[[ Supplied records, beginning ]]

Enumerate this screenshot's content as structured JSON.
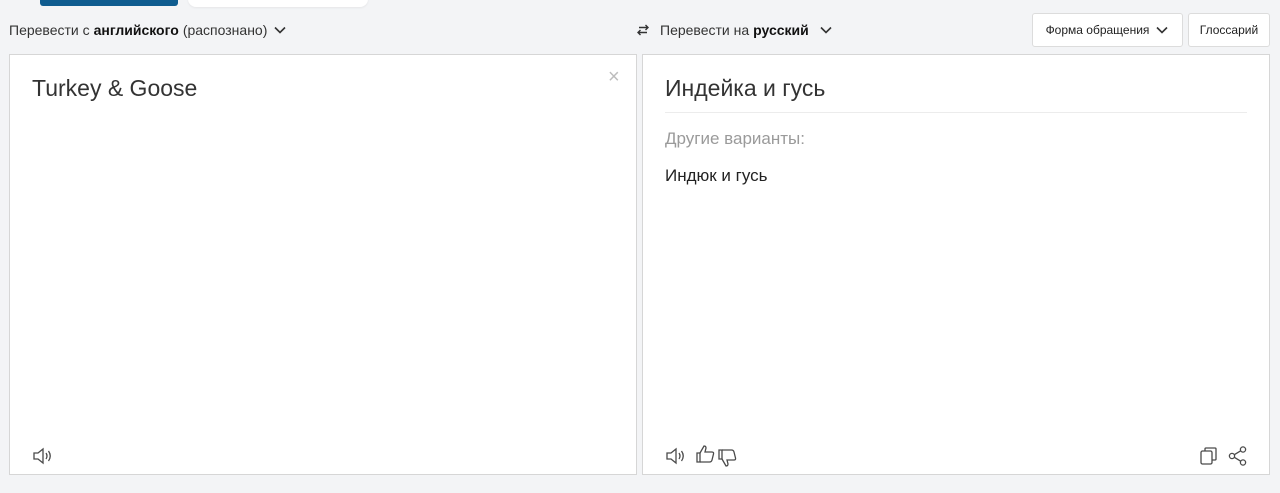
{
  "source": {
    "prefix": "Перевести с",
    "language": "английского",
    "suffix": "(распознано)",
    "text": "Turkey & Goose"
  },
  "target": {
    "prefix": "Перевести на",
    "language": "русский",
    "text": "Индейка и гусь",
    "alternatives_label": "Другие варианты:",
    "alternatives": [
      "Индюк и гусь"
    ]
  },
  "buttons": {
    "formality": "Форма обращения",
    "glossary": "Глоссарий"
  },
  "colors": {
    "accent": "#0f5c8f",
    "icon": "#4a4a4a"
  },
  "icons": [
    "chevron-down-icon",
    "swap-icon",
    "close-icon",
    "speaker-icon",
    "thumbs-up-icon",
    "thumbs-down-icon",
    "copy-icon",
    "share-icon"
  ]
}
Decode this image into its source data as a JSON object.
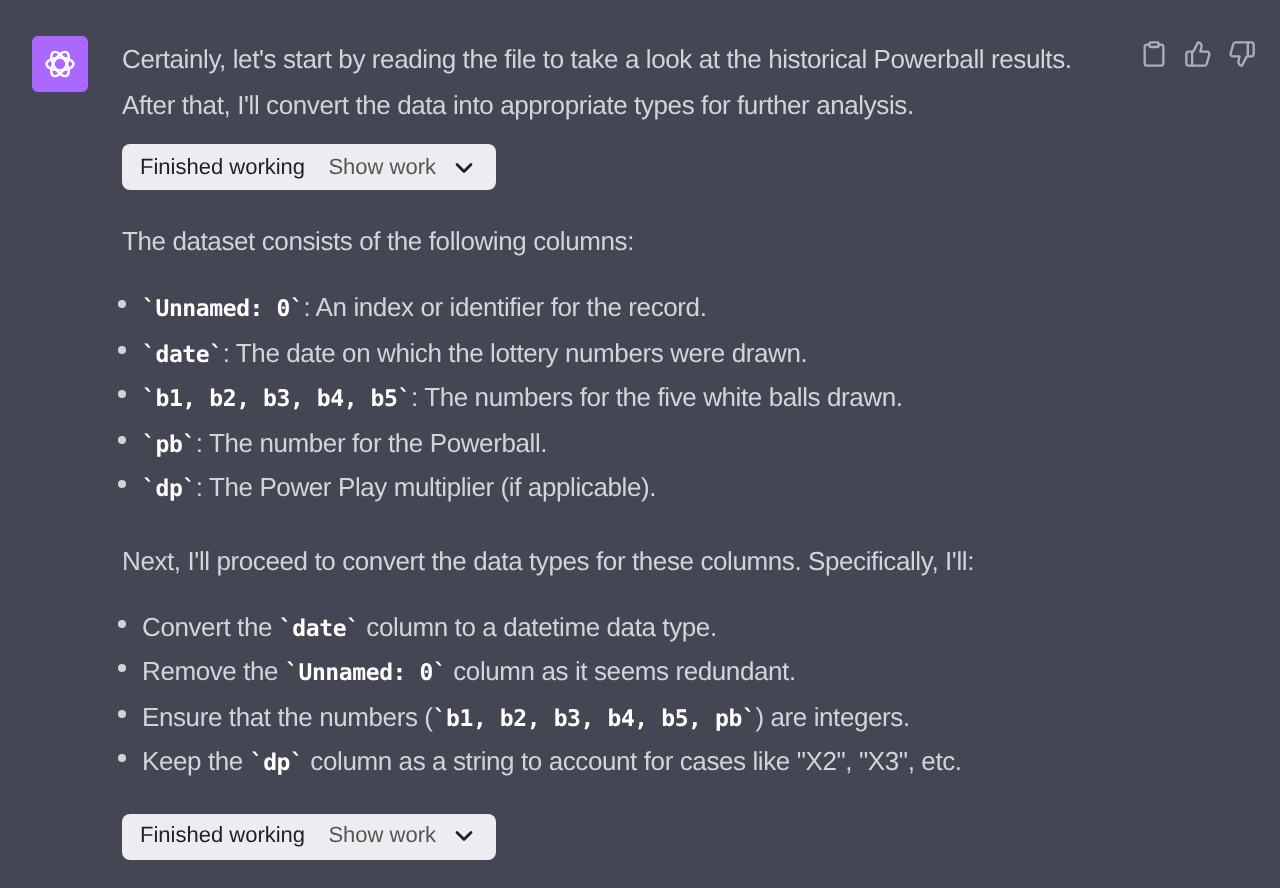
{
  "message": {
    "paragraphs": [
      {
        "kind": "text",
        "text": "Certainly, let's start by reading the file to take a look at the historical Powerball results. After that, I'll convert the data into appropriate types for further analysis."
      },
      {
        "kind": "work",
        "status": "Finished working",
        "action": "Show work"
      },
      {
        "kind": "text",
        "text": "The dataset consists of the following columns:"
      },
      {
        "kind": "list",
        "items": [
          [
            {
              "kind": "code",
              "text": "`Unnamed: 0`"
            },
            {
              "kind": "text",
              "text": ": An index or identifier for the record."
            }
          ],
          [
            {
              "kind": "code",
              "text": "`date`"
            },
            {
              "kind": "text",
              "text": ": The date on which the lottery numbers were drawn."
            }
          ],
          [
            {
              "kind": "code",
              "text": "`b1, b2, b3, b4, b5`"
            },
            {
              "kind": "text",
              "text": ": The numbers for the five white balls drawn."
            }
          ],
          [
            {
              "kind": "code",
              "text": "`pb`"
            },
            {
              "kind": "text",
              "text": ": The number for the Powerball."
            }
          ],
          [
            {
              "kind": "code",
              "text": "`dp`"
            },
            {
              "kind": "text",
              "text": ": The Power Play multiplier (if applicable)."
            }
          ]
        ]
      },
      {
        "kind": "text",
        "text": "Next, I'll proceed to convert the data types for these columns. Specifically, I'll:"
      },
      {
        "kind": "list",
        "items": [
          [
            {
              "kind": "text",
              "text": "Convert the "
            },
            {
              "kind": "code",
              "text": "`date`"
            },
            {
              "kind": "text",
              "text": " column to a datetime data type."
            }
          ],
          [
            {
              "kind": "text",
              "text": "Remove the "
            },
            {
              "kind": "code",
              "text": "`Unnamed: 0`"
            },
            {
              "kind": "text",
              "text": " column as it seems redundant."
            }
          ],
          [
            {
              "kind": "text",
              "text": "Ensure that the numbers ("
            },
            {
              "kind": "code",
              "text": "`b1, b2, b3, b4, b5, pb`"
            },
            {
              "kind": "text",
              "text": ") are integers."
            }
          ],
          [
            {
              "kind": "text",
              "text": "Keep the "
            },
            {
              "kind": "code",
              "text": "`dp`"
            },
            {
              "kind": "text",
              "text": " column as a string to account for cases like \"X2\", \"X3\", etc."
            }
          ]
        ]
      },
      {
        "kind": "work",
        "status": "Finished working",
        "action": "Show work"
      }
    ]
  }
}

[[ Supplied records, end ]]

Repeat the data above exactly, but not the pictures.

Enumerate this screenshot's content as structured JSON.
{
  "source": {
    "prefix": "Перевести с",
    "language": "английского",
    "suffix": "(распознано)",
    "text": "Turkey & Goose"
  },
  "target": {
    "prefix": "Перевести на",
    "language": "русский",
    "text": "Индейка и гусь",
    "alternatives_label": "Другие варианты:",
    "alternatives": [
      "Индюк и гусь"
    ]
  },
  "buttons": {
    "formality": "Форма обращения",
    "glossary": "Глоссарий"
  },
  "colors": {
    "accent": "#0f5c8f",
    "icon": "#4a4a4a"
  },
  "icons": [
    "chevron-down-icon",
    "swap-icon",
    "close-icon",
    "speaker-icon",
    "thumbs-up-icon",
    "thumbs-down-icon",
    "copy-icon",
    "share-icon"
  ]
}
Decode this image into its source data as a JSON object.
{
  "message": {
    "paragraphs": [
      {
        "kind": "text",
        "text": "Certainly, let's start by reading the file to take a look at the historical Powerball results. After that, I'll convert the data into appropriate types for further analysis."
      },
      {
        "kind": "work",
        "status": "Finished working",
        "action": "Show work"
      },
      {
        "kind": "text",
        "text": "The dataset consists of the following columns:"
      },
      {
        "kind": "list",
        "items": [
          [
            {
              "kind": "code",
              "text": "`Unnamed: 0`"
            },
            {
              "kind": "text",
              "text": ": An index or identifier for the record."
            }
          ],
          [
            {
              "kind": "code",
              "text": "`date`"
            },
            {
              "kind": "text",
              "text": ": The date on which the lottery numbers were drawn."
            }
          ],
          [
            {
              "kind": "code",
              "text": "`b1, b2, b3, b4, b5`"
            },
            {
              "kind": "text",
              "text": ": The numbers for the five white balls drawn."
            }
          ],
          [
            {
              "kind": "code",
              "text": "`pb`"
            },
            {
              "kind": "text",
              "text": ": The number for the Powerball."
            }
          ],
          [
            {
              "kind": "code",
              "text": "`dp`"
            },
            {
              "kind": "text",
              "text": ": The Power Play multiplier (if applicable)."
            }
          ]
        ]
      },
      {
        "kind": "text",
        "text": "Next, I'll proceed to convert the data types for these columns. Specifically, I'll:"
      },
      {
        "kind": "list",
        "items": [
          [
            {
              "kind": "text",
              "text": "Convert the "
            },
            {
              "kind": "code",
              "text": "`date`"
            },
            {
              "kind": "text",
              "text": " column to a datetime data type."
            }
          ],
          [
            {
              "kind": "text",
              "text": "Remove the "
            },
            {
              "kind": "code",
              "text": "`Unnamed: 0`"
            },
            {
              "kind": "text",
              "text": " column as it seems redundant."
            }
          ],
          [
            {
              "kind": "text",
              "text": "Ensure that the numbers ("
            },
            {
              "kind": "code",
              "text": "`b1, b2, b3, b4, b5, pb`"
            },
            {
              "kind": "text",
              "text": ") are integers."
            }
          ],
          [
            {
              "kind": "text",
              "text": "Keep the "
            },
            {
              "kind": "code",
              "text": "`dp`"
            },
            {
              "kind": "text",
              "text": " column as a string to account for cases like \"X2\", \"X3\", etc."
            }
          ]
        ]
      },
      {
        "kind": "work",
        "status": "Finished working",
        "action": "Show work"
      }
    ]
  }
}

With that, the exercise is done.